The air fryer is a game changer for reheating leftovers like pigs in a blanket. I got the same crispy, golden results as frying but in a fraction of the time and with little to no oil.
Stovetop: Low and Slow
It’s quite easy to reheat pigs in a blanket on the stovetop, too. Crank your stovetop burner to medium-low or low heat. You want the temperature to be gentle enough to slowly warm the little sausages without burning the pastry.
Place your pastries in a single layer in a skillet, Dutch oven, or saucepan, but be careful not to overcrowd the pan. Cover and let them heat through for 5 to 10 minutes, occasionally checking until the pastry is warm and the sausage is sizzling. The slower the reheating process, the less chance of the pastry getting soggy.
For extra crispiness, you can brush the pastries with a beaten egg wash or a bit of melted butter before reheating. Or you can also place a lid on the pan for part of the cooking time to help the sausages heat through, then remove the lid for the last couple of minutes so the pastry gets nicely browned.
Flipping the pigs in a blanket once during cooking will ensure even heating. Use tongs to turn them over gently.
The stovetop reheating method lets you closely monitor the pigs in a blanket and ensure they’re heated to your desired temperature.
How Many Times Can You Reheat Pigs in a Blanket?
When it comes to reheating pigs in a blanket, the big question is: how many times can you reheat them before they get soggy or unsafe to eat? Based on my experience, I would say 2-3 times max. Here are some tips to keep in mind:
- The USDA recommends reheating leftovers to an internal temperature of 165 °F to kill any bacteria before eating.

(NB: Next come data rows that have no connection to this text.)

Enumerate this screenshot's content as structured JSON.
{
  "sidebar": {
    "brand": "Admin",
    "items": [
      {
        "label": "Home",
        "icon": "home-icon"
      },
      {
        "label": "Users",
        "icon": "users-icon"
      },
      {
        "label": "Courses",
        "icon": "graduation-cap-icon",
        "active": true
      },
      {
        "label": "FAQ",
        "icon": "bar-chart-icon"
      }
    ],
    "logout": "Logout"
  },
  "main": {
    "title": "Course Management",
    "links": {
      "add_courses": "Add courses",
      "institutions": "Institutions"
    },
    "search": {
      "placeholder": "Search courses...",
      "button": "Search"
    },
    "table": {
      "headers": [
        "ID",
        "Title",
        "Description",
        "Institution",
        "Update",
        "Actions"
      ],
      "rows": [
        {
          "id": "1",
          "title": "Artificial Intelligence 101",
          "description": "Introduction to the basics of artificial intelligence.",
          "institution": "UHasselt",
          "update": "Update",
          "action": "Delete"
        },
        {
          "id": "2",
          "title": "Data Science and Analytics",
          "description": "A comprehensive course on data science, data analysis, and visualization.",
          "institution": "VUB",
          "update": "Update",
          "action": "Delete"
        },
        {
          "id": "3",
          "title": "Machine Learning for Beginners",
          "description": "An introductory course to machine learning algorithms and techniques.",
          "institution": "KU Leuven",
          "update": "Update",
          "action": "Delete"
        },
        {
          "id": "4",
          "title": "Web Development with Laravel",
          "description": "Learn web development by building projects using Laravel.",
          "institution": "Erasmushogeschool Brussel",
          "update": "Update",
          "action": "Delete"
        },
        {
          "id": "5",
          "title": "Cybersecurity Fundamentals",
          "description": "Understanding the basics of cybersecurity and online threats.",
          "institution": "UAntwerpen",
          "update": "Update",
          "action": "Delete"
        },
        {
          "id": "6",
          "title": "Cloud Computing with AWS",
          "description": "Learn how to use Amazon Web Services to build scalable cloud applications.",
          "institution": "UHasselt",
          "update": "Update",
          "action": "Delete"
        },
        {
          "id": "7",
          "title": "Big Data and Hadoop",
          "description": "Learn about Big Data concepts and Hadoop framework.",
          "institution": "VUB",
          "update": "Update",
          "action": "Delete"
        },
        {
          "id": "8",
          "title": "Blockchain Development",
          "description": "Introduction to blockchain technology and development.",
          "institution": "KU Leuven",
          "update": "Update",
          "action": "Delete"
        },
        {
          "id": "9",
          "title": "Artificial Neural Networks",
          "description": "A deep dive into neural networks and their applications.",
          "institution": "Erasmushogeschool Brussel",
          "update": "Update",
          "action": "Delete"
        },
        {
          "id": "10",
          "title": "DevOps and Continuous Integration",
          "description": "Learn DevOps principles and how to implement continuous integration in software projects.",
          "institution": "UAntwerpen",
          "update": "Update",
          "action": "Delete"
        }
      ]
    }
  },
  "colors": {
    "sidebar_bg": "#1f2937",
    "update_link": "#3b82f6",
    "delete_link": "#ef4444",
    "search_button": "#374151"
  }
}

I use a food thermometer to check that the filling reaches this temperature. As long as you reheat them thoroughly each time, pigs in a blanket can be reheated twice while still tasting great. A third time is pushing it, in my opinion. 

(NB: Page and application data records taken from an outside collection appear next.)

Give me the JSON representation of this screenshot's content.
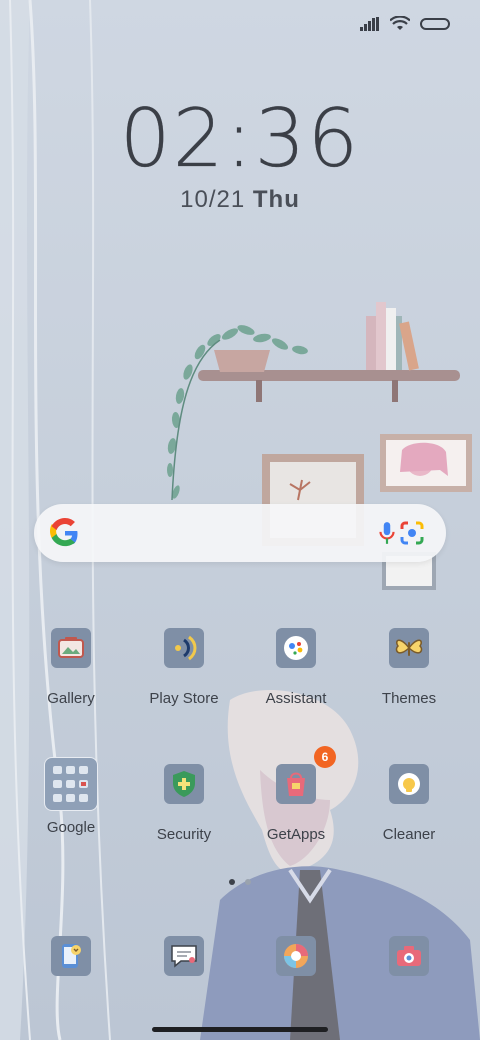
{
  "status_bar": {
    "icons": [
      "signal-icon",
      "wifi-icon",
      "battery-icon"
    ]
  },
  "clock": {
    "hours": "02",
    "separator": ":",
    "minutes": "36"
  },
  "date": {
    "day": "10/21",
    "weekday": "Thu"
  },
  "search": {
    "icons": [
      "google-icon",
      "mic-icon",
      "lens-icon"
    ]
  },
  "apps": [
    {
      "label": "Gallery",
      "icon": "gallery-icon"
    },
    {
      "label": "Play Store",
      "icon": "play-store-icon"
    },
    {
      "label": "Assistant",
      "icon": "assistant-icon"
    },
    {
      "label": "Themes",
      "icon": "themes-icon"
    },
    {
      "label": "Google",
      "icon": "google-folder-icon"
    },
    {
      "label": "Security",
      "icon": "security-icon"
    },
    {
      "label": "GetApps",
      "icon": "getapps-icon",
      "badge": "6"
    },
    {
      "label": "Cleaner",
      "icon": "cleaner-icon"
    }
  ],
  "dock": [
    {
      "icon": "phone-icon"
    },
    {
      "icon": "messages-icon"
    },
    {
      "icon": "browser-icon"
    },
    {
      "icon": "camera-icon"
    }
  ],
  "page_indicator": {
    "pages": 2,
    "active": 1
  },
  "colors": {
    "background": "#c9d2de",
    "text": "#3d424a",
    "badge": "#f26522",
    "icon_tile": "#7f8fa6"
  }
}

- The microwave can make pigs in a blanket soggy by steaming them. I prefer to reheat them in the oven at 350 °F for 10-15 minutes until the filling is hot all the way through. You can also reheat on the stovetop over medium heat, turning occasionally, for about the same time.

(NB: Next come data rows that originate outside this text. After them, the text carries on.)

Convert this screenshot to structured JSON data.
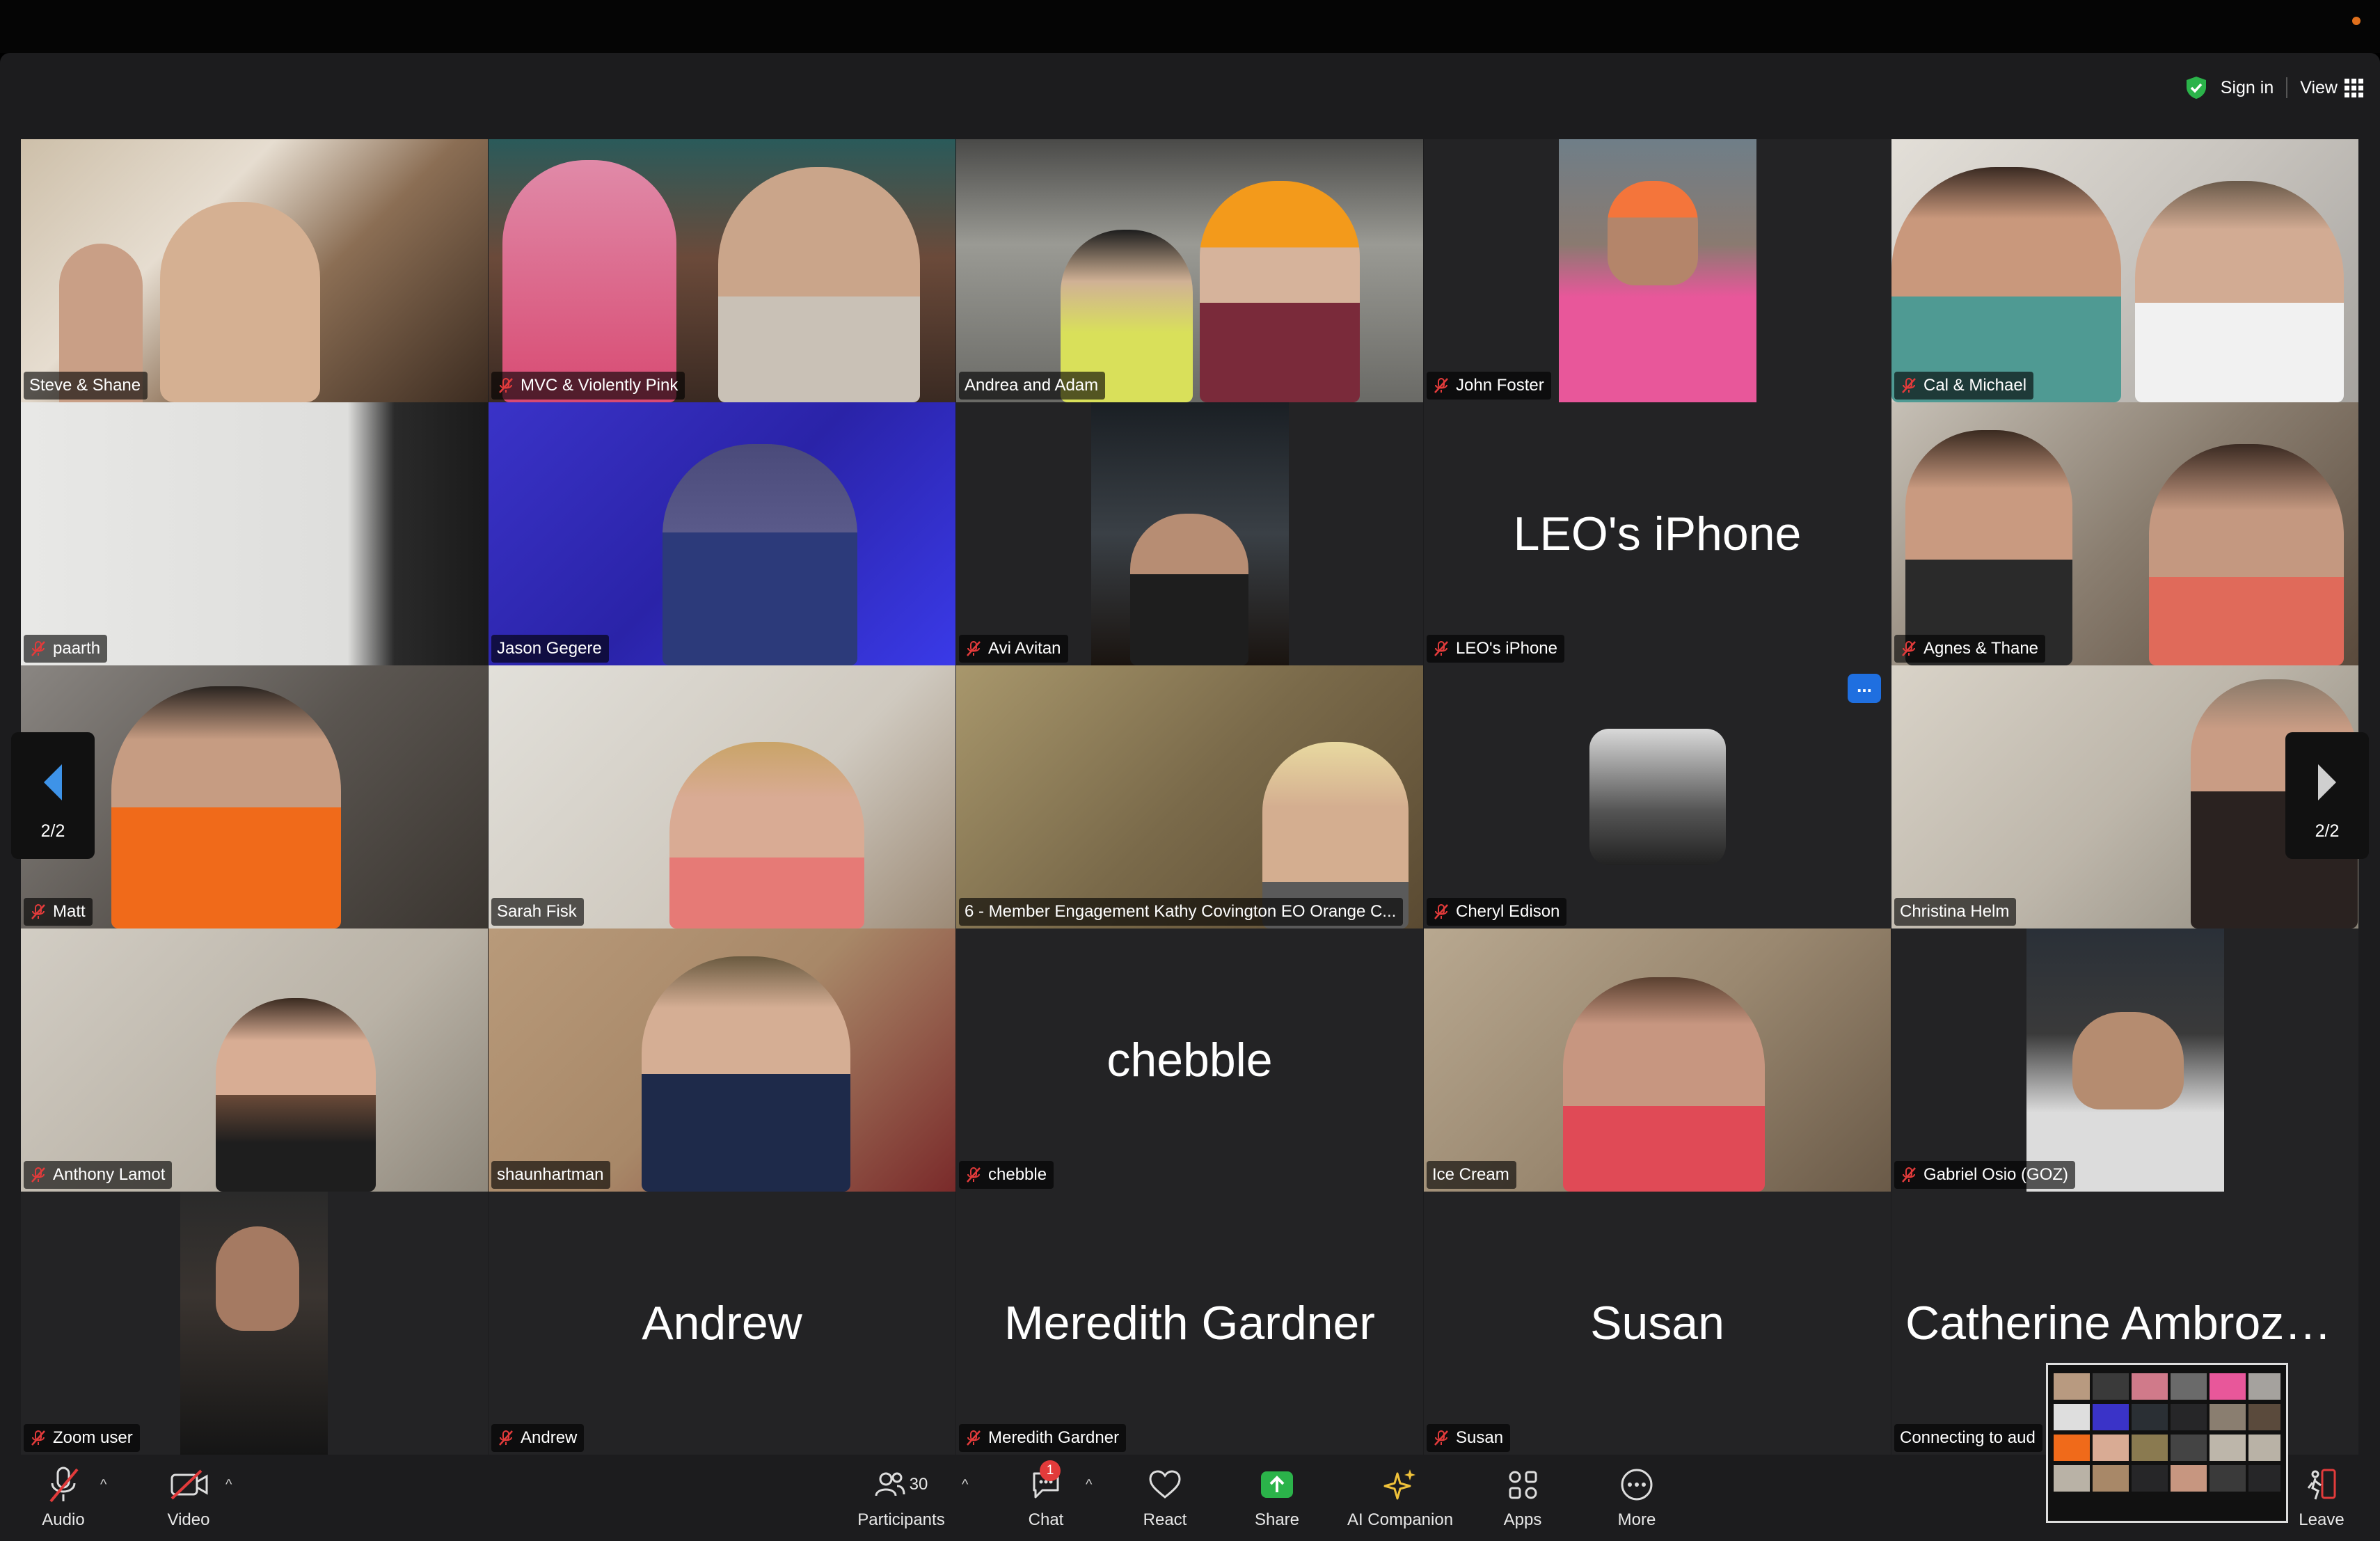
{
  "header": {
    "sign_in": "Sign in",
    "view": "View"
  },
  "pager": {
    "page": "2/2"
  },
  "tiles": {
    "t1": {
      "label": "Steve & Shane"
    },
    "t2": {
      "label": "MVC & Violently Pink"
    },
    "t3": {
      "label": "Andrea and Adam"
    },
    "t4": {
      "label": "John Foster"
    },
    "t5": {
      "label": "Cal & Michael"
    },
    "t6": {
      "label": "paarth"
    },
    "t7": {
      "label": "Jason Gegere"
    },
    "t8": {
      "label": "Avi Avitan"
    },
    "t9": {
      "label": "LEO's iPhone",
      "display": "LEO's iPhone"
    },
    "t10": {
      "label": "Agnes & Thane"
    },
    "t11": {
      "label": "Matt"
    },
    "t12": {
      "label": "Sarah Fisk"
    },
    "t13": {
      "label": "6 - Member Engagement Kathy Covington EO Orange C..."
    },
    "t14": {
      "label": "Cheryl Edison",
      "more": "..."
    },
    "t15": {
      "label": "Christina Helm"
    },
    "t16": {
      "label": "Anthony Lamot"
    },
    "t17": {
      "label": "shaunhartman"
    },
    "t18": {
      "label": "chebble",
      "display": "chebble"
    },
    "t19": {
      "label": "Ice Cream"
    },
    "t20": {
      "label": "Gabriel Osio (GOZ)"
    },
    "t21": {
      "label": "Zoom user"
    },
    "t22": {
      "label": "Andrew",
      "display": "Andrew"
    },
    "t23": {
      "label": "Meredith Gardner",
      "display": "Meredith Gardner"
    },
    "t24": {
      "label": "Susan",
      "display": "Susan"
    },
    "t25": {
      "label": "Connecting to aud",
      "display": "Catherine Ambroze..."
    }
  },
  "toolbar": {
    "audio": "Audio",
    "video": "Video",
    "participants": "Participants",
    "participants_count": "30",
    "chat": "Chat",
    "chat_badge": "1",
    "react": "React",
    "share": "Share",
    "ai_companion": "AI Companion",
    "apps": "Apps",
    "more": "More",
    "leave": "Leave"
  },
  "colors": {
    "active_speaker": "#3ed14a",
    "share_green": "#2bb34a",
    "leave_red": "#e23b3b",
    "more_blue": "#1f6fe0"
  }
}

- Whether reheating in the oven or on the stovetop, cover the pigs in a blanket with foil to help them retain moisture. But remove the foil for the last few minutes of reheating to allow the pastry to get nicely browned again.
- For the best quality, I recommend eating any leftover pigs in a blanket within 2-3 days. You can reheat them a couple of times if stored properly in the refrigerator, but afterward, it’s best to discard them. Freezing pigs in a blanket can make the pastry soggy once reheated.
Ultimately, while pigs in a blanket can be reheated a couple of times and still taste great, it’s best to enjoy them fresh the first time. But with these tips, any leftovers you do have can be reheated safely and still be delicious.
How to Keep Them Warm Without Getting Soggy?
The biggest challenge when reheating pigs in a blanket is keeping them warm without getting the pastry soggy.
While the microwave may seem convenient, it will turn your pigs in a blanket into mushy messes. The oven is the only way to reheat while maintaining a crisp pastry.
Before putting the pigs in a blanket in the oven, brush them with a bit of beaten egg or melted butter. This will create a protective coating and help the pastry get nicely browned as it reheats. You only need a thin layer, so don’t overdo it.
Cover the baking sheet tightly with foil before putting it in the oven. This will help the pastry stay soft as it heats through. Remove the foil during the last 1 to 2 minutes of baking to brown the pastry.
Lastly, it is essential to keep a close eye on your pastries as they reheat and check on them frequently. Given how quickly they can go from perfectly warmed to overdone, every minute counts. Be ready to remove them from the oven as soon as the filling is hot and the pastry is browned.
Following these tips will ensure that your reheated pigs in a blanket are as crispy and delicious as the first time. Enjoy!
I would love to hear from you! So, make sure to test out a method and tell me all about your experiment in the comments below!